The Thant Trophy competition
One of the programs that UNYA runs is the Thant Trophy competition. This involves teams of two students being placed in the shoes of UN Ambassadors and participating in mock UN Security Council debates.
The debates follow the rules employed by the Security Council in New York. It is more than just a debating competition, though - competitors can engage in secret negotiations. In these negotiations the teams talk to each other in a separate negotiation chamber in order to gain insights about the other teams, to form alliances and to generally act to better serve the country that they represent.
The competition is held annually in Victoria. The top two Victorian teams progress to the national finals to compete for the national prize: The Evatt Trophy.
In 2010 Thant Trophy rounds will be held throughout Victoria. Regional locations will include Ballarat, Mildura and Sale. For more information on the Thant Trophy and how you can get involved, check out the Victorian UNYA website (new window)
Spreading the word
In a further attempt to attract members from around Victoria and educate many young Victorians, in early 2010 UNYA members took a day trip to Sale where they ran a day forum with some of the local schools.
The day forum involved discussion groups on Indigenous wellbeing and a model UN debate which involved a mock general assembly. The initiative was created by Robbie Nyaguy, UNYA Victoria's Education Director, who wanted to target schools across Victoria in the lead-up to the Thant Trophy and UNYA conferences so there would be a wider range of participants.
UNYA also offer a variety of other activities for its members. These include annual state and national conferences and policy nights. Policy nights in the past have included discussions on asylum seeker issues, climate change and Indigenous wellbeing.
"UNYA policy nights are a really good way to be better informed about international relations. Especially for younger members, they are a really useful tool to extend your horizons, your knowledge. They also help you to form better opinions and arguments for your debates," says UNYA member Anna Carrig.
To find out more about some of the policies that have been discussed at UNYA policy nights, check out www.unya.org.au/policy (new window).
Through these different initiatives, UNYA provides an environment that encourages a worldly, multi-lateral view. It also tries to empower young people by giving them positions of responsibility while fostering the belief that everyone can make a difference.
What's it like being a member of UNYA?
Anna Carrig says that one of the best things about being a member of UNYA is the friendships that you form.

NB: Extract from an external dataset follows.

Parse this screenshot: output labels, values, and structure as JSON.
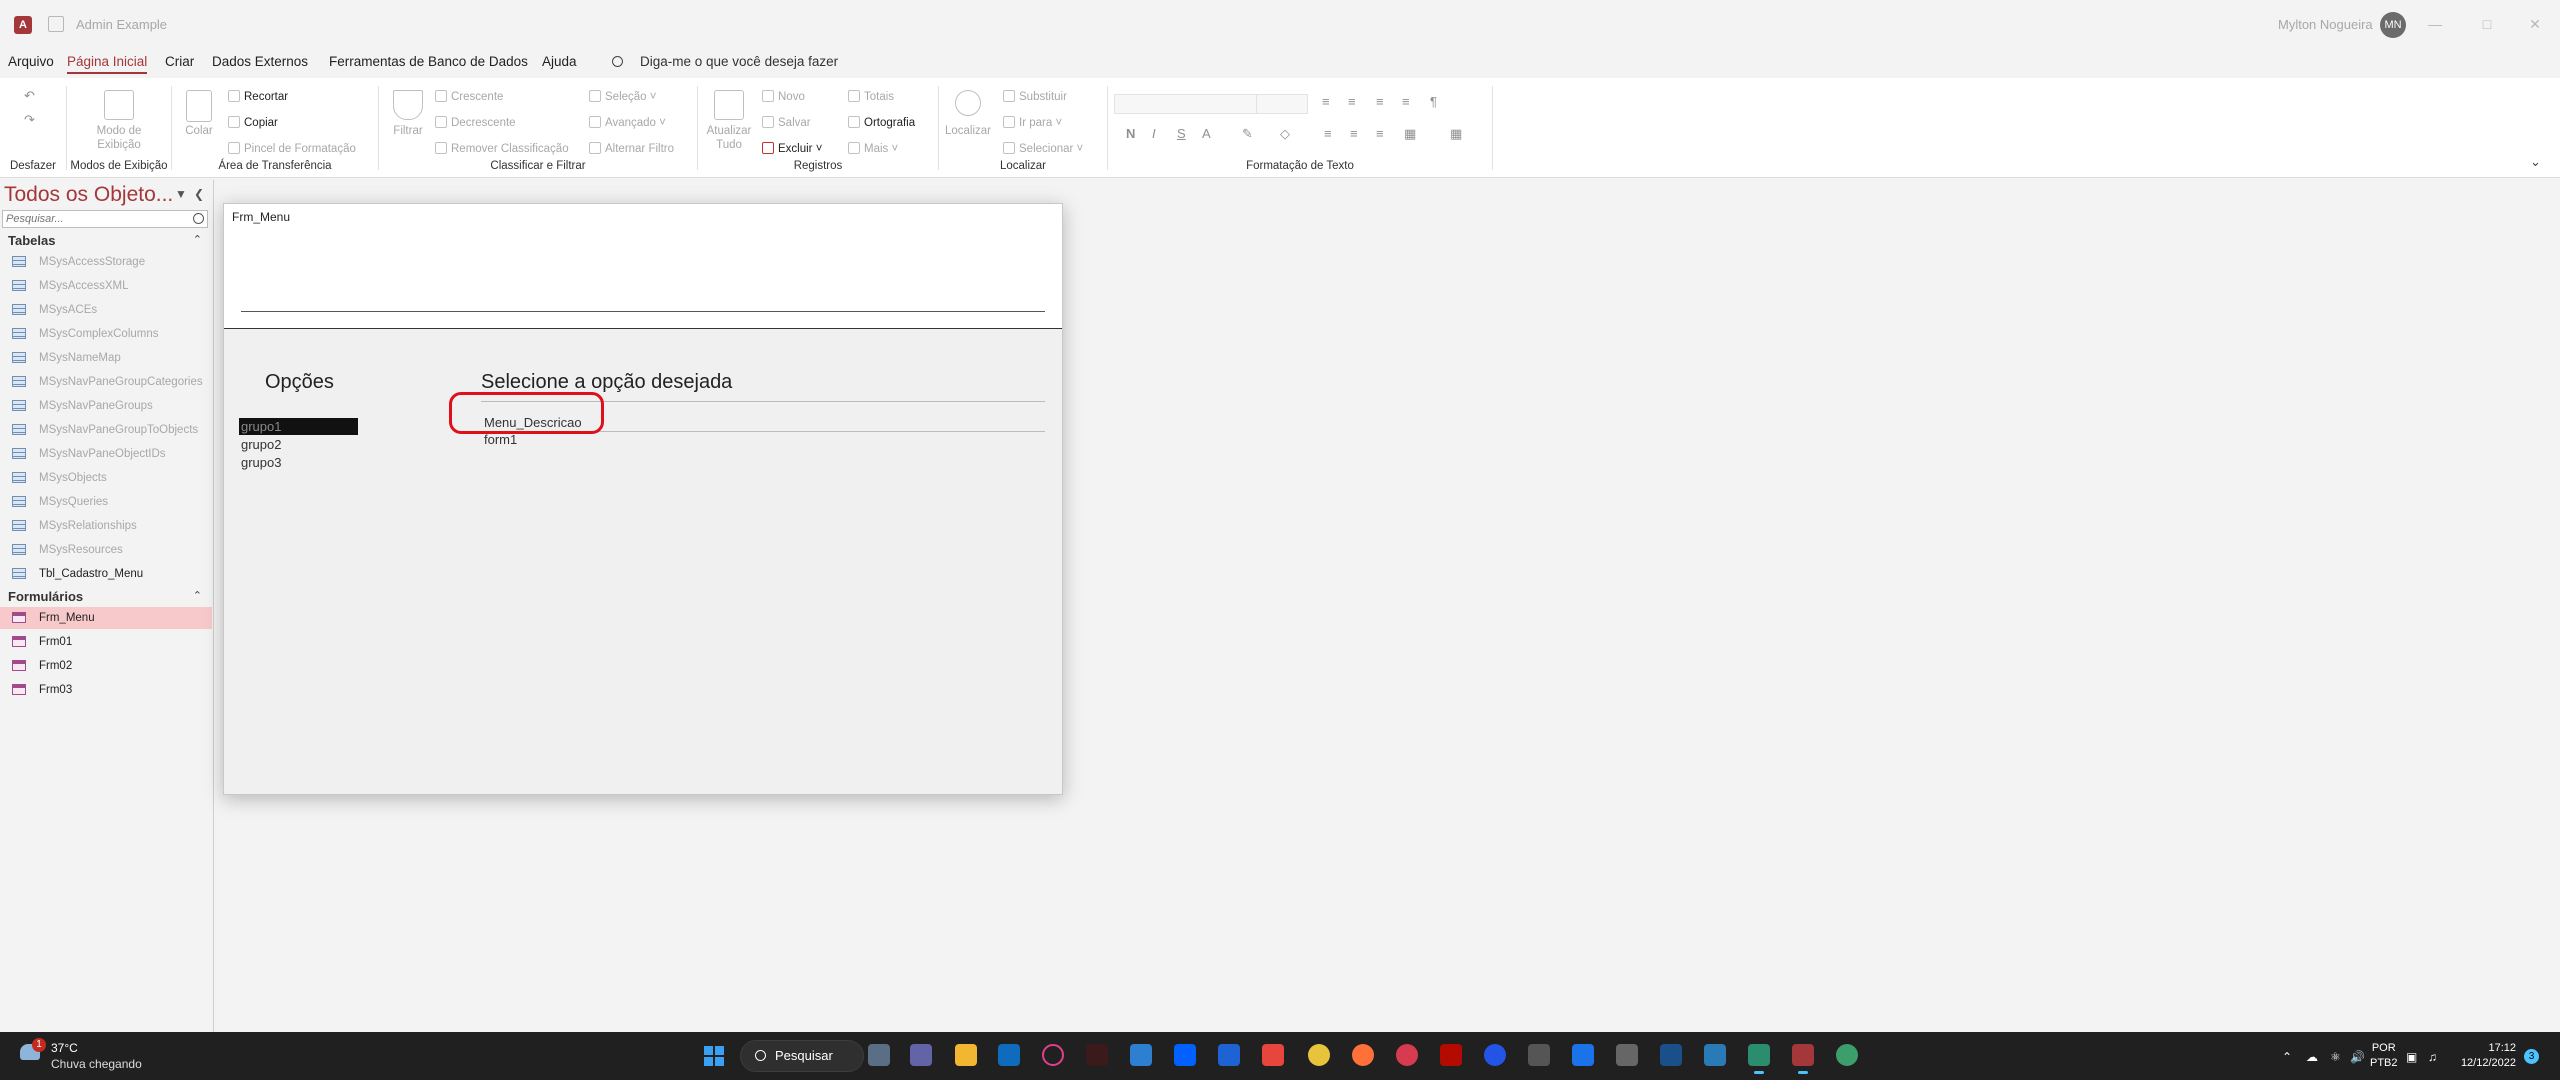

One of the great qualities of UNYA is its ability to connect young people around the world. In early 2010 Anna participated in an international UN conference at The Hague, in the Netherlands. Because of her involvement with UNYA, Anna was able to source financial support from her local politicians to help fund her trip.

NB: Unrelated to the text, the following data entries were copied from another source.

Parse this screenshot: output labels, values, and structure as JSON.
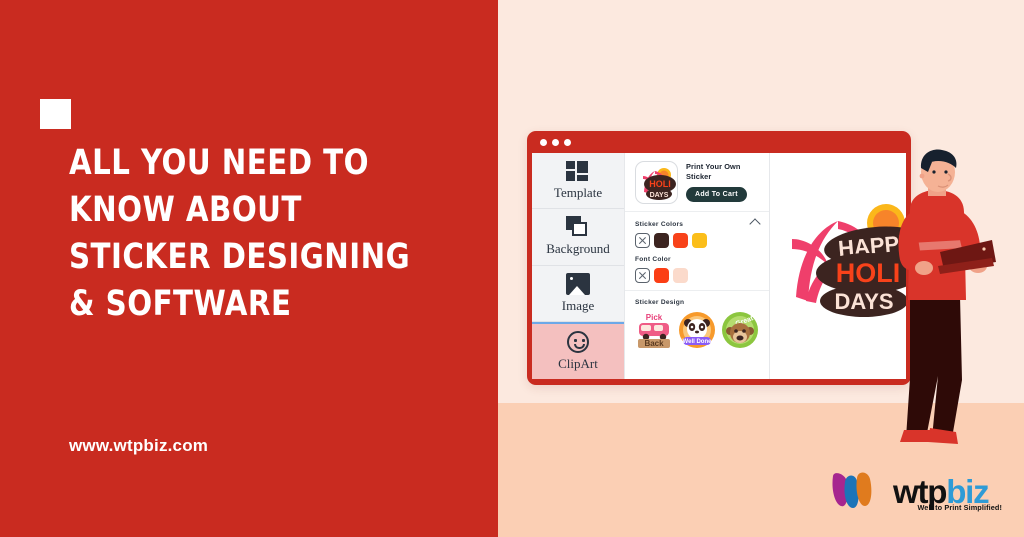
{
  "theme": {
    "red": "#C92B20",
    "cream": "#FCE9DF",
    "peach": "#FBCFB4",
    "white": "#FFFFFF",
    "sidebar_bg": "#F2F3F5",
    "active_item_bg": "#F4C0BF",
    "cart_btn_bg": "#223A3B",
    "logo_blue": "#2E9BD6"
  },
  "hero": {
    "headline_lines": [
      "ALL YOU NEED TO",
      "KNOW ABOUT",
      "STICKER DESIGNING",
      "& SOFTWARE"
    ],
    "url": "www.wtpbiz.com"
  },
  "browser": {
    "dots": [
      "dot-1",
      "dot-2",
      "dot-3"
    ]
  },
  "sidebar": {
    "items": [
      {
        "label": "Template",
        "icon": "template-icon",
        "active": false
      },
      {
        "label": "Background",
        "icon": "background-icon",
        "active": false
      },
      {
        "label": "Image",
        "icon": "image-icon",
        "active": false
      },
      {
        "label": "ClipArt",
        "icon": "clipart-smiley-icon",
        "active": true
      }
    ]
  },
  "panel": {
    "product": {
      "title": "Print Your Own Sticker",
      "thumb_alt": "happy-holidays-sticker-thumbnail",
      "cart_button": "Add To Cart"
    },
    "sticker_colors": {
      "title": "Sticker Colors",
      "collapse_icon": "chevron-up-icon",
      "swatches": [
        {
          "name": "none",
          "hex": "none"
        },
        {
          "name": "dark-brown",
          "hex": "#3C2420"
        },
        {
          "name": "orange-red",
          "hex": "#F8421A"
        },
        {
          "name": "golden-yellow",
          "hex": "#FBBE1A"
        }
      ]
    },
    "font_color": {
      "title": "Font Color",
      "swatches": [
        {
          "name": "none",
          "hex": "none"
        },
        {
          "name": "orange-red",
          "hex": "#FB3E15"
        },
        {
          "name": "pale-pink",
          "hex": "#FBDACB"
        }
      ]
    },
    "sticker_design": {
      "title": "Sticker Design",
      "items": [
        {
          "name": "pick-back-van-sticker",
          "caption_top": "Pick",
          "caption_bottom": "Back"
        },
        {
          "name": "panda-well-done-sticker",
          "caption": "Well Done"
        },
        {
          "name": "monkey-great-sticker",
          "caption": "Great"
        }
      ]
    }
  },
  "stage": {
    "artwork": {
      "name": "happy-holidays-sticker",
      "line1": "HAPPY",
      "line2": "HOLI",
      "line3": "DAYS"
    }
  },
  "illustration": {
    "name": "man-holding-laptop"
  },
  "logo": {
    "mark": "wtpbiz-w-mark",
    "text_wtp": "wtp",
    "text_biz": "biz",
    "tagline": "Web to Print Simplified!"
  }
}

Anna also plans to meet with Jenny Macklin, the Federal Minister for Indigenous Affairs, Housing, Families and Community Service. In their upcoming meeting, Anna intends to discuss the policies UNYA has been developing in addition to extending the friendship between UNYA and Ms. Macklin.
Many past UNYA members now work for other not-for-profit and youth-based organisations. Bernadette Cho, the current Victorian president of the Oaktree Foundation, was a member of UNYA. UNYA also has a large representation from people working in areas such as the Department of Foreign Affairs and Trade and the political service.
If you hope to one day be working for the UN or if you simply want to learn how to make a difference, then UNYA is the organisation for you. It provides you with the necessary education about how the UN functions and the particular structures in place. The best way to become involved with UNYA is to join online (new window).
And then, once you're a member, the most important thing is to get active and make the most of all the activities UNYA offers.
For more articles about Community and activism, check out our Articles archive.
Reviews written by Yolanda
The content of these stories and articles are provided for information and entertainment purposes only. The views expressed are those of our roving reporters/editorial team members and do not necessarily reflect those of the Victorian Government. While every endeavour is made to ensure the currency, accuracy and authenticity of content, it can not be guaranteed. The Victorian Government does not accept any liabilities for any loss, damage, cost or expense you or others might incur as a result of the information or advice (or the use of it) on this website or in the articles. People using the site should undertake responsibility for assessing the relevance and accuracy of its content.